Giving your body rest and good nutrition allows your muscles to rest, repair, and recover from the stress and strain they are put under during training. Resting for appropriate periods after sessions can promote greater increases in muscle strength and hypertrophy, therefore it’s vital to not push your body too hard, and instead, give it the rest and attention it needs after completing a deadlift session. 


Knowing whether or not to deadlift everyday can be difficult, and there are a range of arguments for completing the movement daily and sticking to deadlifting a few times a week instead.

Whether you choose to incorporate daily deadlifts into your workout regime, or you try a month-long deadlift challenge, make sure you keep your form in check and listen to your body if you begin to feel extreme muscle soreness or potential injuries beginning to arise. 

How often do you deadlift? Would you include daily deadlifts in your workout program? Let us know in the comments!


  1. Tyler Read, BSc, CPT, “8 Benefits of Deadlifts You Probably Never Knew About”, Healthline,, (Accessed March 12 2024).
  2. Kinsey Mahaffey, “Why Rest Days Are Important For Muscle Building”, National Academy of Sports Medicine,, (Accessed March 12 2024).
  3. Bishop, Phillip A; Jones, Eric; Woods, A Krista, “Recovery From Training: A Brief Review”, Journal of Strength and Conditioning Research,, (Accessed March 12 2024).
  4. Alan Albert Aragon and Brad Jon Schoenfeld, “Nutrient timing revisited: is there a post-exercise anabolic window?”, National Center For Biotechnology Information,, (Accessed March 12 2024).
  5. Samuel C. Fischer, Darren Q. Calley, John H. Hollman, “Effect of an Exercise Program that Includes Deadlifts on Lower Back Pain”, Journal of Sport Rehabilitation,, (Accessed March 12 2024).
  6. Brad J Schoenfeld, Zachary K Pope, Franklin M Benik, Garrett M Hester, John Sellers, Josh L Nooner, Jessica A Schnaiter, Katherine E Bond-Williams, Adrian S Carter, Corbin L Ross, Brandon L Just, Menno Henselmans, James W Krieger, “Longer Interset Rest Periods Enhance Muscle Strength and Hypertrophy in Resistance-Trained Men”, National Center For Biotechnology Information,, (Accessed March 12 2024).
  7. Paul A Swinton, Arthur Stewart, Ioannis Agouris, Justin W L Keogh, Ray Lloyd, “A biomechanical analysis of straight and hexagonal barbell deadlifts using submaximal loads”, National Center For Biotechnology Information,, (Accessed March 12 2024).
  8. All photos are made by WBCM Media team.
Sergii Putsov

Author: Sergii Putsov

PhD in Sport Science, Olympic weightlifting, Strength & Conditioning coach and fitness expert

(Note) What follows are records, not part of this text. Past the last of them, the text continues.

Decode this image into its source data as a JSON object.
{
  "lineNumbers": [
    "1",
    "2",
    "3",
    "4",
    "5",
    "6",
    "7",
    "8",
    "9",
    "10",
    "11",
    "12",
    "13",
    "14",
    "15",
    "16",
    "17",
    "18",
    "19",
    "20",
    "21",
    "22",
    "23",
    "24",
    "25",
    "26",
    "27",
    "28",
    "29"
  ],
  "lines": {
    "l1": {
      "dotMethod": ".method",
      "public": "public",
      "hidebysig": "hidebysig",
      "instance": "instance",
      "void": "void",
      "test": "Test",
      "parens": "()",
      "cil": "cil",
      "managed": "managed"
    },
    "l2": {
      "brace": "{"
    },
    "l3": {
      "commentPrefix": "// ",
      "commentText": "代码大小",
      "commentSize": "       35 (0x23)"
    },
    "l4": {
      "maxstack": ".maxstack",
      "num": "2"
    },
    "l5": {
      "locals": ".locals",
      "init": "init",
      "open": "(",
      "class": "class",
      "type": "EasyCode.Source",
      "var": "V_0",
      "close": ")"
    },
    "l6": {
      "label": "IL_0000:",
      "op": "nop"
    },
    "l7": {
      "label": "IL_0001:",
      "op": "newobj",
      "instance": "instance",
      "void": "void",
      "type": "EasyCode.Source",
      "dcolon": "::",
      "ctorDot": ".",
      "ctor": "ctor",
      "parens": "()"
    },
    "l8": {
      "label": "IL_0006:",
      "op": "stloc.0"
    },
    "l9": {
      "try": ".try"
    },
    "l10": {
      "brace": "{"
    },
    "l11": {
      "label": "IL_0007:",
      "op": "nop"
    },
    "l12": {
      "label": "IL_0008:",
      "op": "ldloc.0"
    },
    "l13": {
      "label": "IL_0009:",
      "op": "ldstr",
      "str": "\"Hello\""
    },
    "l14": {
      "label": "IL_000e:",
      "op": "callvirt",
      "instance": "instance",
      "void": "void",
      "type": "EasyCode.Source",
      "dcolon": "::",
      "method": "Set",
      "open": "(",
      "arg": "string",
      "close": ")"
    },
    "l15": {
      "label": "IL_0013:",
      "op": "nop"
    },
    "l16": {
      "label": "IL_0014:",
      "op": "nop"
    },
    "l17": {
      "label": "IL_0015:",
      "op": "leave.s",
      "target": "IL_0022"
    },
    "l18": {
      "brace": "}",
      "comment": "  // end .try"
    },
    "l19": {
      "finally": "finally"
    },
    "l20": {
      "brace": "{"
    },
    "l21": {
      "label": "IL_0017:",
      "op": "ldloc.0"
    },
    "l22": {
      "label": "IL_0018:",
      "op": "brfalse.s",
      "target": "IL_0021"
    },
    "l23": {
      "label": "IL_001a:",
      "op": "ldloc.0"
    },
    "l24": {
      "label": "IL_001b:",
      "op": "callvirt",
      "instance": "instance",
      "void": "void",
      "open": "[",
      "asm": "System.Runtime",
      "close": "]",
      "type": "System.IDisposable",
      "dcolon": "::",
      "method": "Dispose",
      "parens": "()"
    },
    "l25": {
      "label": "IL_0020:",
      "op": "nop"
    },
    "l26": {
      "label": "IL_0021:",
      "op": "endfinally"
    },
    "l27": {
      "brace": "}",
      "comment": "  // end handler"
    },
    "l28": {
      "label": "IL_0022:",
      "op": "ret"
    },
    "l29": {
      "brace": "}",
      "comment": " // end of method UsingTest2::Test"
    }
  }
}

Sergii Putsov is a professional weightlifter with over 20 years of experience and multiple national medals. He was a member of the National weightlifting team, competing in the 94 kg weight class. Sergii holds a master’s degree in Olympic & Professional Sport Training and a Ph.D. in Sport Science. After his athletic career, Sergii transitioned into coaching and is now responsible for designing training programs, writing blog articles, providing live commentary for international weightlifting competitions, and hosting sport and fitness seminars worldwide.

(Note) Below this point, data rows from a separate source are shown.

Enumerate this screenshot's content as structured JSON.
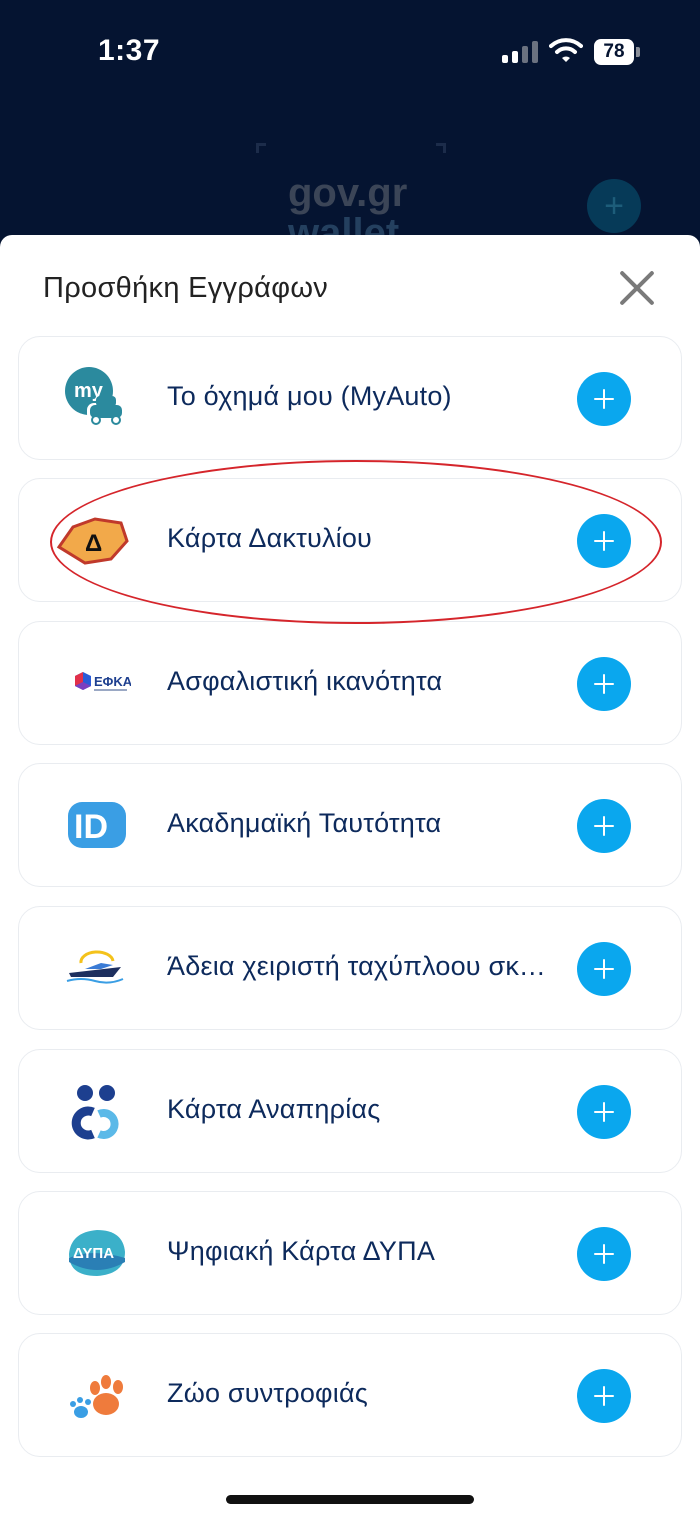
{
  "status_bar": {
    "time": "1:37",
    "battery": "78"
  },
  "background": {
    "logo_top": "gov.gr",
    "logo_bottom": "wallet",
    "add_symbol": "+"
  },
  "sheet": {
    "title": "Προσθήκη Εγγράφων",
    "items": [
      {
        "label": "Το όχημά μου (MyAuto)",
        "icon": "myauto-icon"
      },
      {
        "label": "Κάρτα Δακτυλίου",
        "icon": "ring-card-icon",
        "icon_text": "Δ"
      },
      {
        "label": "Ασφαλιστική ικανότητα",
        "icon": "efka-icon",
        "icon_text": "ΕΦΚΑ"
      },
      {
        "label": "Ακαδημαϊκή Ταυτότητα",
        "icon": "academic-id-icon",
        "icon_text": "ID"
      },
      {
        "label": "Άδεια χειριστή ταχύπλοου σκάφους",
        "icon": "speedboat-icon"
      },
      {
        "label": "Κάρτα Αναπηρίας",
        "icon": "disability-card-icon"
      },
      {
        "label": "Ψηφιακή Κάρτα ΔΥΠΑ",
        "icon": "dypa-icon",
        "icon_text": "ΔΥΠΑ"
      },
      {
        "label": "Ζώο συντροφιάς",
        "icon": "pet-paw-icon"
      }
    ]
  },
  "colors": {
    "accent": "#0aa7ee",
    "highlight": "#d5252b",
    "text": "#0d2a5c",
    "backdrop": "#051431"
  }
}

If you purchase through the link in this post, we may receive a small affiliate commission, at no extra cost to you.
As an Amazon Associate we earn from qualifying purchases.

Similar Posts

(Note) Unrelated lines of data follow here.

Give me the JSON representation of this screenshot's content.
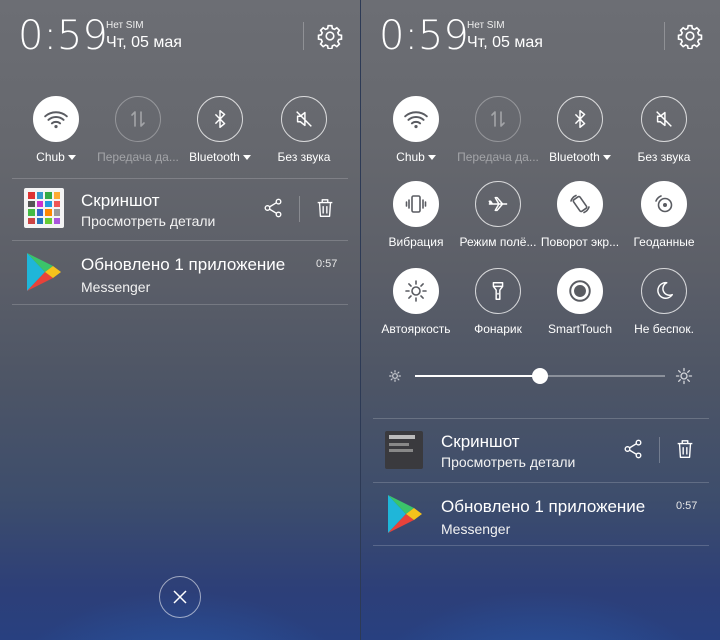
{
  "status": {
    "time": "0:59",
    "sim": "Нет SIM",
    "date": "Чт, 05 мая"
  },
  "toggles": {
    "wifi": "Chub",
    "data": "Передача да...",
    "bluetooth": "Bluetooth",
    "silent": "Без звука",
    "vibration": "Вибрация",
    "airplane": "Режим полё...",
    "rotation": "Поворот экр...",
    "location": "Геоданные",
    "autobright": "Автояркость",
    "flashlight": "Фонарик",
    "smarttouch": "SmartTouch",
    "dnd": "Не беспок."
  },
  "brightness": {
    "level": 0.5
  },
  "notifications": {
    "screenshot": {
      "title": "Скриншот",
      "subtitle": "Просмотреть детали"
    },
    "update": {
      "title": "Обновлено 1 приложение",
      "subtitle": "Messenger",
      "time": "0:57"
    }
  },
  "colors": {
    "accent": "#ffffff",
    "icon_on": "#5a5c62",
    "bg_top": "#6c6e74",
    "bg_bottom": "#284080"
  }
}
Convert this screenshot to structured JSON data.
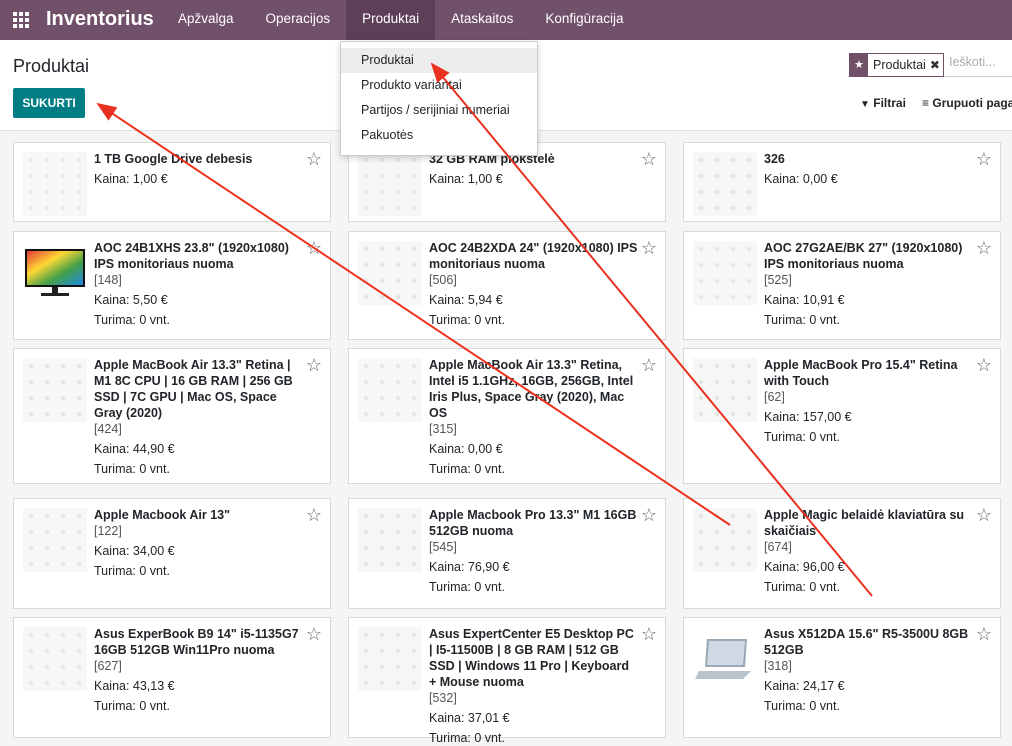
{
  "navbar": {
    "brand": "Inventorius",
    "menu": [
      "Apžvalga",
      "Operacijos",
      "Produktai",
      "Ataskaitos",
      "Konfigūracija"
    ]
  },
  "control_panel": {
    "title": "Produktai",
    "create_label": "SUKURTI",
    "facet": "Produktai",
    "search_placeholder": "Ieškoti...",
    "filters_label": "Filtrai",
    "groupby_label": "Grupuoti pagal"
  },
  "dropdown": [
    "Produktai",
    "Produkto variantai",
    "Partijos / serijiniai numeriai",
    "Pakuotės"
  ],
  "cards": [
    {
      "name": "1 TB Google Drive debesis",
      "ref": "",
      "price": "Kaina: 1,00 €",
      "stock": ""
    },
    {
      "name": "32 GB RAM plokštelė",
      "ref": "",
      "price": "Kaina: 1,00 €",
      "stock": ""
    },
    {
      "name": "326",
      "ref": "",
      "price": "Kaina: 0,00 €",
      "stock": ""
    },
    {
      "name": "AOC 24B1XHS 23.8\" (1920x1080) IPS monitoriaus nuoma",
      "ref": "[148]",
      "price": "Kaina: 5,50 €",
      "stock": "Turima: 0 vnt.",
      "image": "monitor"
    },
    {
      "name": "AOC 24B2XDA 24\" (1920x1080) IPS monitoriaus nuoma",
      "ref": "[506]",
      "price": "Kaina: 5,94 €",
      "stock": "Turima: 0 vnt."
    },
    {
      "name": "AOC 27G2AE/BK 27\" (1920x1080) IPS monitoriaus nuoma",
      "ref": "[525]",
      "price": "Kaina: 10,91 €",
      "stock": "Turima: 0 vnt."
    },
    {
      "name": "Apple MacBook Air 13.3\" Retina | M1 8C CPU | 16 GB RAM | 256 GB SSD | 7C GPU | Mac OS, Space Gray (2020)",
      "ref": "[424]",
      "price": "Kaina: 44,90 €",
      "stock": "Turima: 0 vnt."
    },
    {
      "name": "Apple MacBook Air 13.3\" Retina, Intel i5 1.1GHz, 16GB, 256GB, Intel Iris Plus, Space Gray (2020), Mac OS",
      "ref": "[315]",
      "price": "Kaina: 0,00 €",
      "stock": "Turima: 0 vnt."
    },
    {
      "name": "Apple MacBook Pro 15.4\" Retina with Touch",
      "ref": "[62]",
      "price": "Kaina: 157,00 €",
      "stock": "Turima: 0 vnt."
    },
    {
      "name": "Apple Macbook Air 13\"",
      "ref": "[122]",
      "price": "Kaina: 34,00 €",
      "stock": "Turima: 0 vnt."
    },
    {
      "name": "Apple Macbook Pro 13.3\" M1 16GB 512GB nuoma",
      "ref": "[545]",
      "price": "Kaina: 76,90 €",
      "stock": "Turima: 0 vnt."
    },
    {
      "name": "Apple Magic belaidė klaviatūra su skaičiais",
      "ref": "[674]",
      "price": "Kaina: 96,00 €",
      "stock": "Turima: 0 vnt."
    },
    {
      "name": "Asus ExperBook B9 14\" i5-1135G7 16GB 512GB Win11Pro nuoma",
      "ref": "[627]",
      "price": "Kaina: 43,13 €",
      "stock": "Turima: 0 vnt."
    },
    {
      "name": "Asus ExpertCenter E5 Desktop PC | I5-11500B | 8 GB RAM | 512 GB SSD | Windows 11 Pro | Keyboard + Mouse nuoma",
      "ref": "[532]",
      "price": "Kaina: 37,01 €",
      "stock": "Turima: 0 vnt."
    },
    {
      "name": "Asus X512DA 15.6\" R5-3500U 8GB 512GB",
      "ref": "[318]",
      "price": "Kaina: 24,17 €",
      "stock": "Turima: 0 vnt.",
      "image": "laptop"
    }
  ],
  "colors": {
    "navbar": "#71506a",
    "primary": "#017e84",
    "arrow": "#e8311f"
  }
}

Leave a Reply

Your email address will not be published. Required fields are marked *